Intuitively, the “best” solution is for both players to cooperate, and indeed that is a Pareto optimal solution — if either of them defects to get a better deal, it will by definition hurt the other player, compared to the case where they both cooperate. Interestingly, the cases where only one player cooperates are also Pareto optimal. However, the case where they both defect is definitely not Pareto optimal — they can both do better by switching to cooperate together!

Unfortunately, the case where both players defect is the only Nash equilibrium in this game. Defecting is always a better option for each player, regardless of what the other player chooses. If P2 is cooperating, then P1 can get away with the crime completely by defecting. On the other hand, if P2 is defecting, P1 is going to take the full burden of the punishment, but they can lower their own punishment by also defecting. Hence, they are both incentivized to defect. Thus, the only Nash equilibrium is not Pareto optimal, and none of the Pareto optimal states are the Nash equilibrium.

Wait, But What About…

You may have noticed we made a few assumptions in the definition of the Prisoner’s Dilemma. What if one player is altruistic and takes the blame for the whole crime? What if the players knew they were going to be faced with this choice and coordinated on a plan beforehand?

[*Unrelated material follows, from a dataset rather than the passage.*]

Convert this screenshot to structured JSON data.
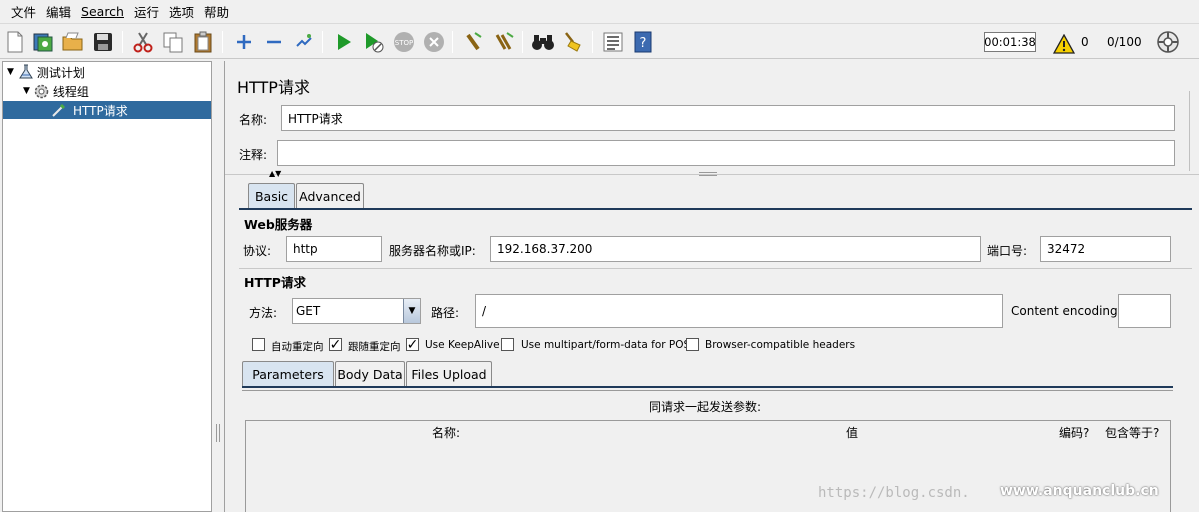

Perhaps those cases are more realistic, but then you’re no longer playing the classic Prisoner’s Dilemma!

That said, many of these extensions are themselves well-studied games in game theory. For instance, we might consider what happens if the two players have to play the Prisoner’s Dilemma repeatedly. In that case, one of the most effective strategies is actually the cooperative tit-for-tat: if your opponent cooperates, you should cooperate as well, but if you opponent defects, punish them by defecting!

In any case, the main point stands: there are at least some conceivable situations where the fair, Pareto-optimal solution and the stable, Nash equilibrium solution are not the same.



  1. It’s named after John Nash, aka the A Beautiful Mind guy, because he proved every competitive game has at least one Nash equilibrium, although players might have to adopt a “mixed strategy” where they partially randomize their choice of strategy.

  2. That feels like a pretty safe assumption in the case of Olaf and Esmé.

  3. In most presentations, we would map jail sentences to a “utility”, where a lower jail sentence corresponds to a higher utility. Then, each player would try to maximize their utility as payoff. That makes the formal mathematics a bit clearer, but in a more intuitive introduction like this, it just introduces an extra layer of confusing abstraction.